Marty Lafferty, (pictured right) CEO of the Distributed Computing Industry Association (DCIA) gives us a synopsis of the Next Generation P2P sessions at the recent Digital Hollywood Europe conference held in London’s docklands.
The Next Generation P2P sessions spread over the morning and afternoon with speakers including CacheLogic CTO Andrew Parker; Digital Containers CEO Chip Venters; Friend Media Technology Systems (FMTS) CTO Jonathan Friend; RawFlow Marketing Manager Ingjerd Jevnaker; INTENT MediaWorks CEO & Co-Founder Les Ottolenghi; Kendra Initiative Founder Daniel Harris; Warner Bros. VP of EMEA Anti-Piracy Operations Trevor Albery; Altnet CTO Anthony Rose; CyberSky-TV CEO Guido Ciburski; Oversi VP of Strategy and Legal Affairs Dr. Nimrod Koslowski; and FTI Consulting Senior Managing Director Bruce Benson.
Andrew Parker (pictured right) opened by noting that P2P first moved to the forefront of digital media distribution in 1999. It has since become the single most dominant Internet protocol now representing 65%-to-75% of all online traffic globally. Remarkably, each time that adverse pressure has been applied to slow its growth, the technology has moved forward to wider adoption. Now, economic incentives are driving content owners to explore the benefits of embracing P2P, which holds the potential to provide a near broadcast environment online.
There are still many technical challenges to overcome to achieve the full potential of P2P as an entertainment distribution channel, however, and CacheLogic is working in this arena with several critical offerings. It is important at this juncture to avoid a pendulum effect from swinging too far in the direction of extreme control with overly restrictive DRM implementations.
Chip Venters (pictured left) postulated that P2P is the ideal protocol for super-distribution based on the exploitation of payment systems traveling with content files – digital containers that persistently send information back to content providers – for example, when a file has moved or copies have been made. P2P today represents a market of 200 million consumers, but with not much yet available for sale to them.

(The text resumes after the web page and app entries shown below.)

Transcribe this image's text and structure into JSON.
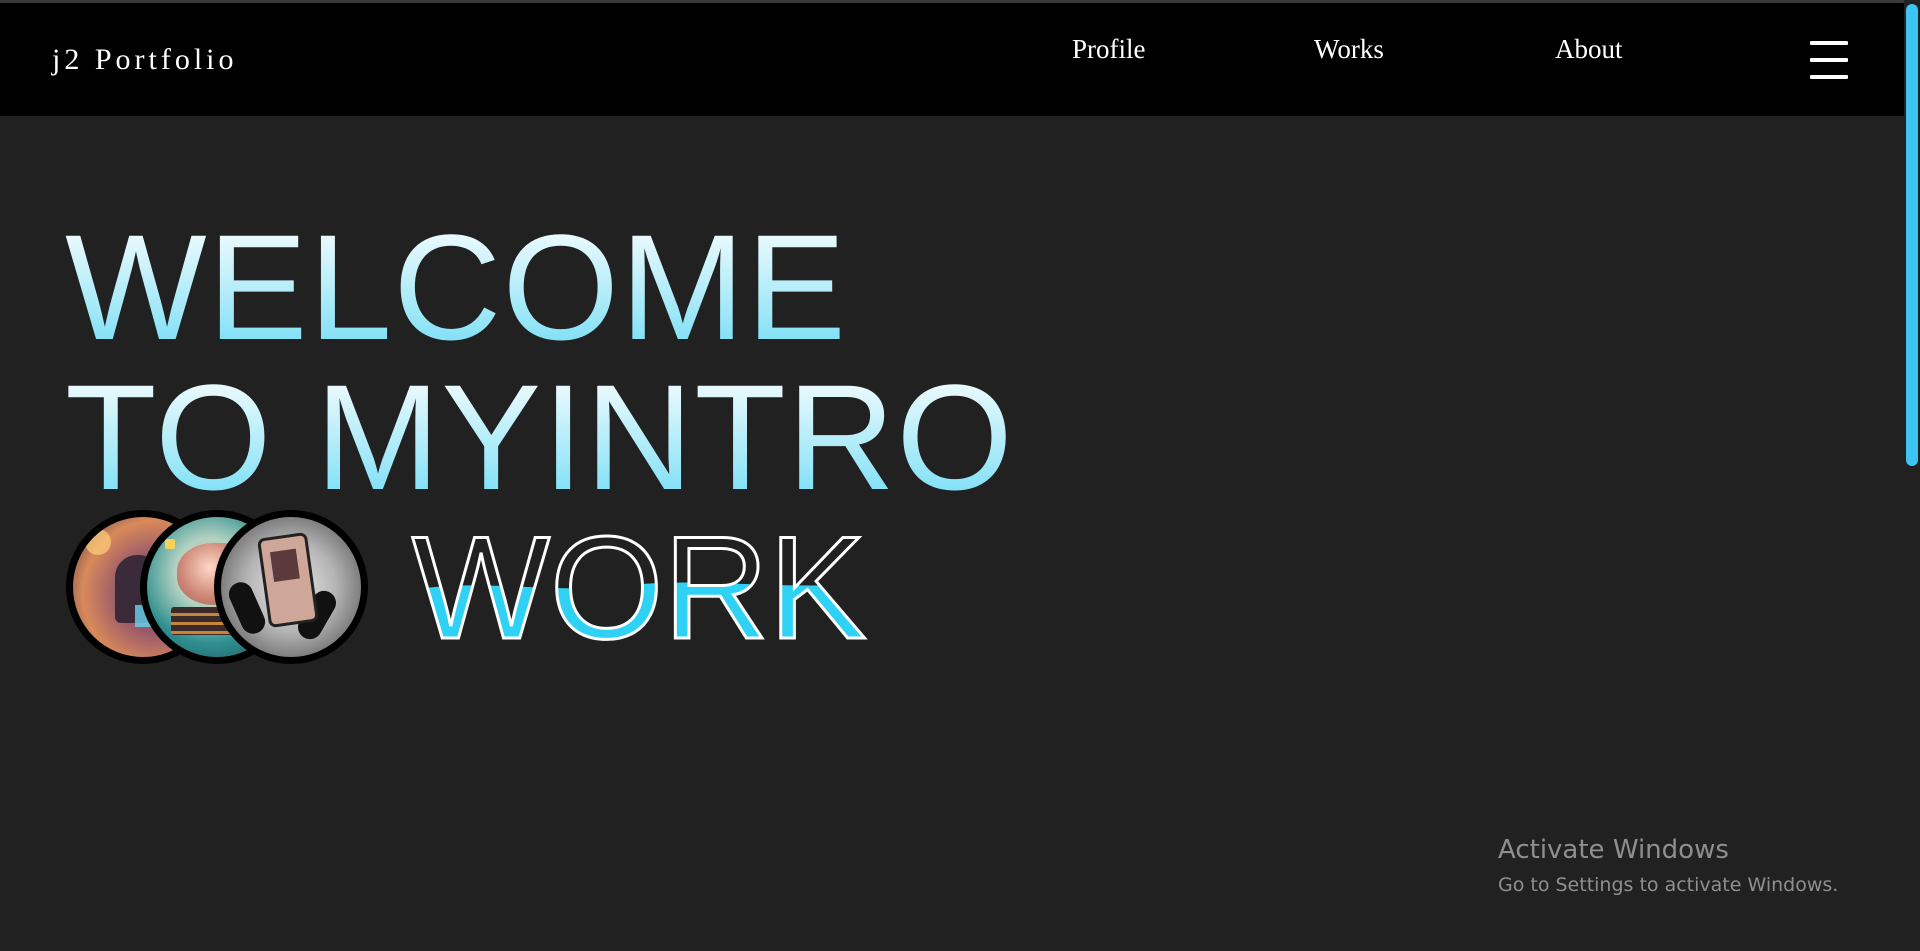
{
  "navbar": {
    "brand": "j2 Portfolio",
    "links": [
      {
        "label": "Profile"
      },
      {
        "label": "Works"
      },
      {
        "label": "About"
      }
    ],
    "menu_icon": "hamburger-menu-icon"
  },
  "hero": {
    "line1": "WELCOME",
    "line2": "TO MYINTRO",
    "line3": "WORK",
    "avatars": [
      "developer-illustration",
      "brain-books-illustration",
      "phone-headphones-photo"
    ]
  },
  "os_overlay": {
    "title": "Activate Windows",
    "subtitle": "Go to Settings to activate Windows."
  },
  "colors": {
    "background": "#212121",
    "navbar": "#000000",
    "accent": "#3cc5f2",
    "work_fill": "#2fd2f5"
  }
}
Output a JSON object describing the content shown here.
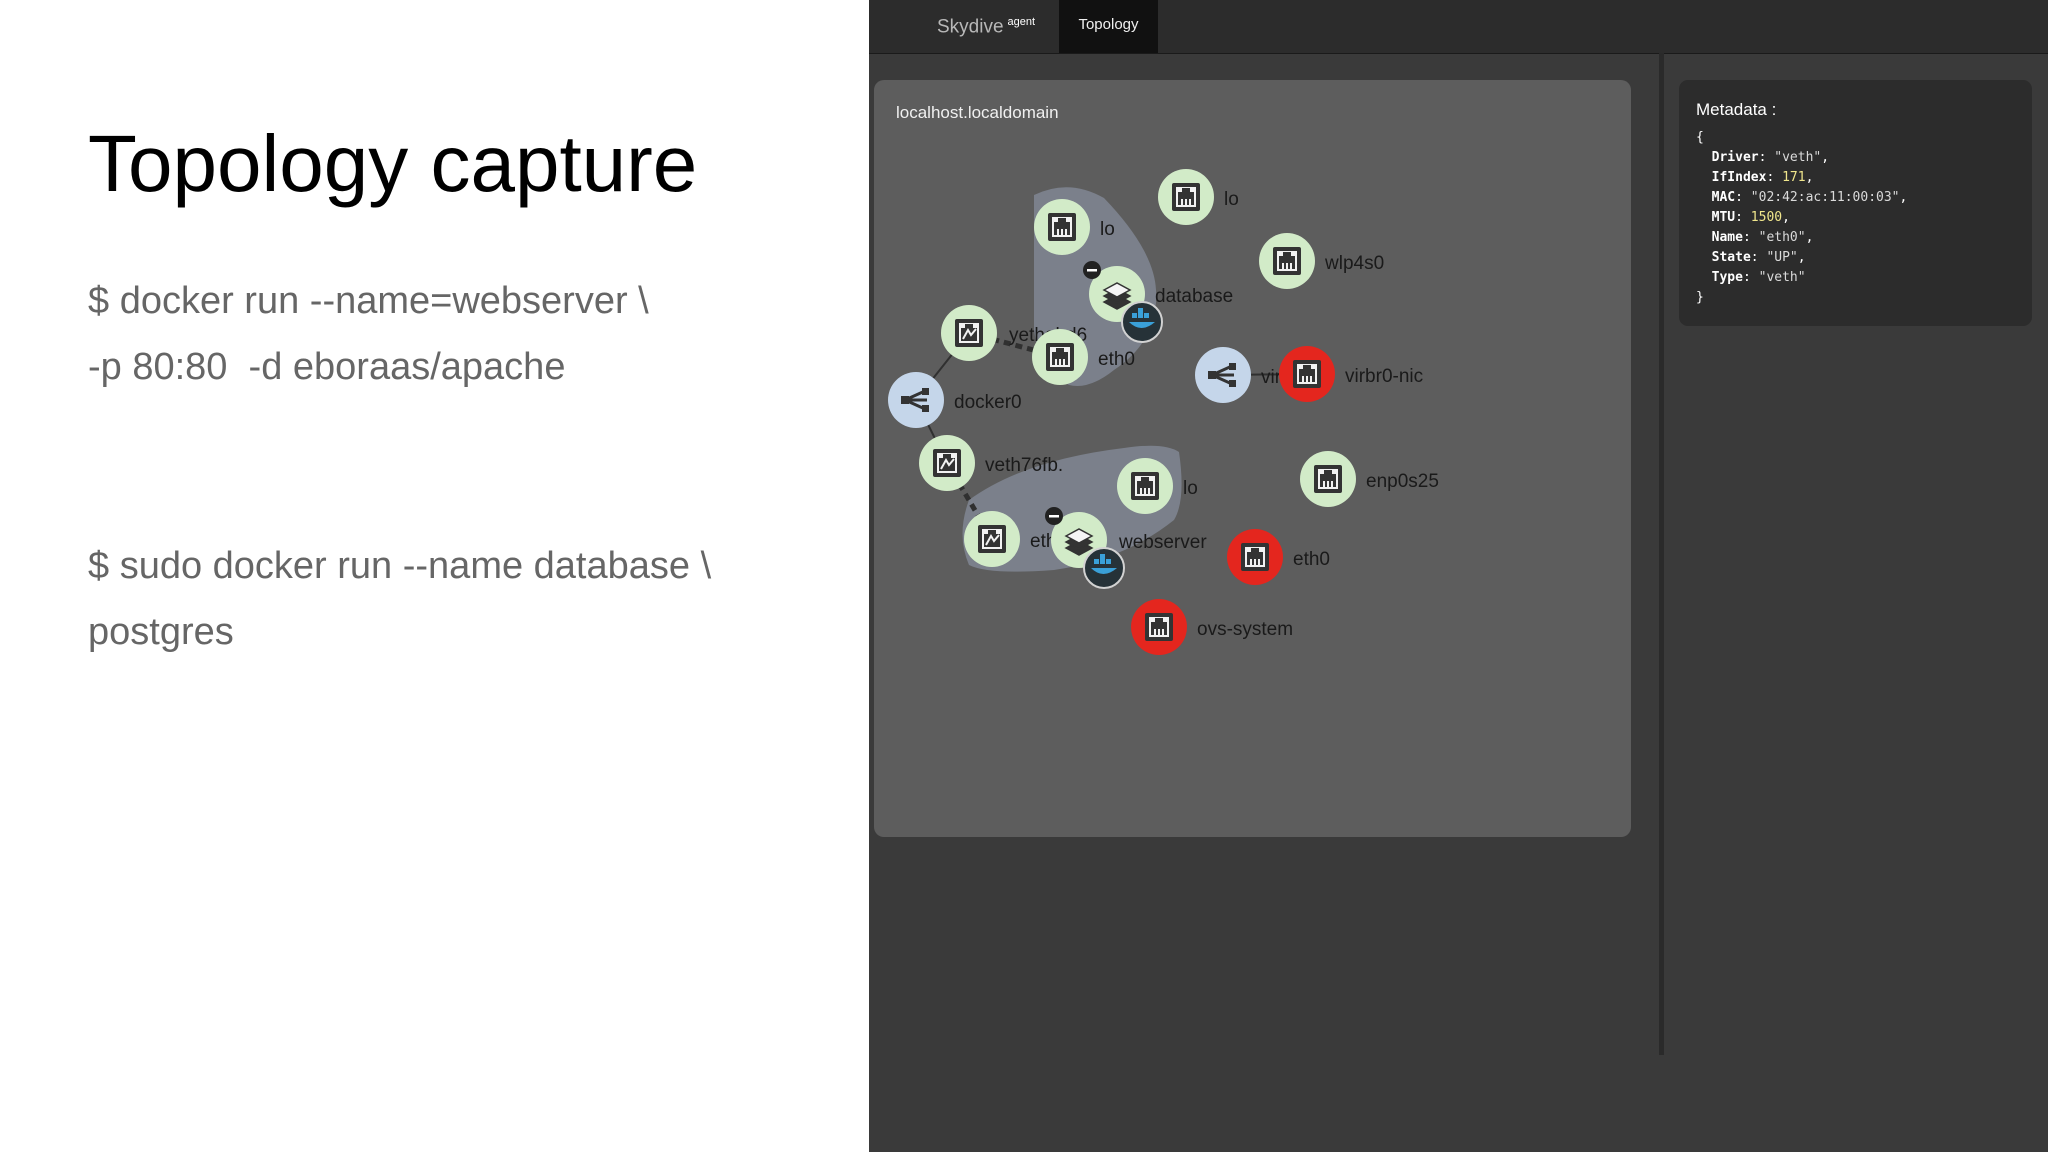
{
  "slide": {
    "title": "Topology capture",
    "command1_line1": "$ docker run --name=webserver \\",
    "command1_line2": "-p 80:80  -d eboraas/apache",
    "command2_line1": "$ sudo docker run --name database \\",
    "command2_line2": "postgres"
  },
  "navbar": {
    "brand": "Skydive",
    "brand_sup": "agent",
    "active_tab": "Topology"
  },
  "topology": {
    "host_label": "localhost.localdomain",
    "nodes": [
      {
        "id": "lo-host",
        "label": "lo",
        "kind": "interface",
        "state": "up"
      },
      {
        "id": "wlp4s0",
        "label": "wlp4s0",
        "kind": "interface",
        "state": "up"
      },
      {
        "id": "lo-db",
        "label": "lo",
        "kind": "interface",
        "state": "up"
      },
      {
        "id": "database",
        "label": "database",
        "kind": "netns-container",
        "state": "up"
      },
      {
        "id": "yethabd6",
        "label": "yethabd6",
        "kind": "veth",
        "state": "up"
      },
      {
        "id": "eth0-db",
        "label": "eth0",
        "kind": "interface",
        "state": "up"
      },
      {
        "id": "docker0",
        "label": "docker0",
        "kind": "bridge",
        "state": "bridge"
      },
      {
        "id": "virbr0",
        "label": "virbr0",
        "kind": "bridge",
        "state": "bridge"
      },
      {
        "id": "virbr0-nic",
        "label": "virbr0-nic",
        "kind": "interface",
        "state": "down"
      },
      {
        "id": "veth76fb",
        "label": "veth76fb.",
        "kind": "veth",
        "state": "up"
      },
      {
        "id": "lo-web",
        "label": "lo",
        "kind": "interface",
        "state": "up"
      },
      {
        "id": "enp0s25",
        "label": "enp0s25",
        "kind": "interface",
        "state": "up"
      },
      {
        "id": "eth0-web",
        "label": "eth0",
        "kind": "veth",
        "state": "up"
      },
      {
        "id": "webserver",
        "label": "webserver",
        "kind": "netns-container",
        "state": "up"
      },
      {
        "id": "eth0-host",
        "label": "eth0",
        "kind": "interface",
        "state": "down"
      },
      {
        "id": "ovs-system",
        "label": "ovs-system",
        "kind": "interface",
        "state": "down"
      }
    ],
    "colors": {
      "panel": "#5d5d5d",
      "group": "#7b808b",
      "node_up": "#d2ebc8",
      "node_down": "#e4261e",
      "node_bridge": "#c5d6ea",
      "icon": "#333333",
      "docker_badge": "#263238",
      "docker_whale": "#3aa0d8"
    }
  },
  "metadata": {
    "title": "Metadata :",
    "open_brace": "{",
    "close_brace": "}",
    "fields": [
      {
        "key": "Driver",
        "value": "\"veth\"",
        "type": "string"
      },
      {
        "key": "IfIndex",
        "value": "171",
        "type": "number"
      },
      {
        "key": "MAC",
        "value": "\"02:42:ac:11:00:03\"",
        "type": "string"
      },
      {
        "key": "MTU",
        "value": "1500",
        "type": "number"
      },
      {
        "key": "Name",
        "value": "\"eth0\"",
        "type": "string"
      },
      {
        "key": "State",
        "value": "\"UP\"",
        "type": "string"
      },
      {
        "key": "Type",
        "value": "\"veth\"",
        "type": "string"
      }
    ]
  }
}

P2P has gained considerable credibility since the establishment of the MGM v. Grokster inducement doctrine, and leading content owners are no longer focused on bullet-proof encryption as a pre-requisite for exploring P2P, but rather on how to make money. The current DRM mantra has become “keep honest people honest.” We need to move beyond proprietary and walled-garden approaches in digital distribution; content must be able to be readily redistributed usably. With the coming of IPV6 and virtually unlimited IP addresses, Digital Containers’ harnessing of P2P will have even greater applicability and value.
Jonathan Friend expressed the view that there needs to continue to be a strong anti-piracy focus to fully develop the commercial potential of P2P. The fact is that the majority of P2P content continues to be copyright-infringing, despite court rulings and enforcement efforts. User education has also been deficient, with some 60% of P2P users not even aware of the legitimate uses of P2P. Disturbingly, too, is that recent dispute settlements have propelled an accelerated migration to open-source client development, which along with commercially beneficial attributes, has also brought a greater emphasis on techniques to guarantee user privacy, exacerbating the challenges faced by interdiction and other enforcement initiatives.
What is needed now is to combine FMTS’ more advanced anti-piracy efforts with other activities, such as marketing campaigns and educational programs. The inevitable movement to open standards must be guided towards positive aspects such as interoperability, and the industry will find additional business uses of P2P as the growth of decentralized networks continues to expand.
Reproduced with permission of the DCIA. For more information, plan to attend the day-long P2P MEDIA SUMMIT NY on February 6, 2007.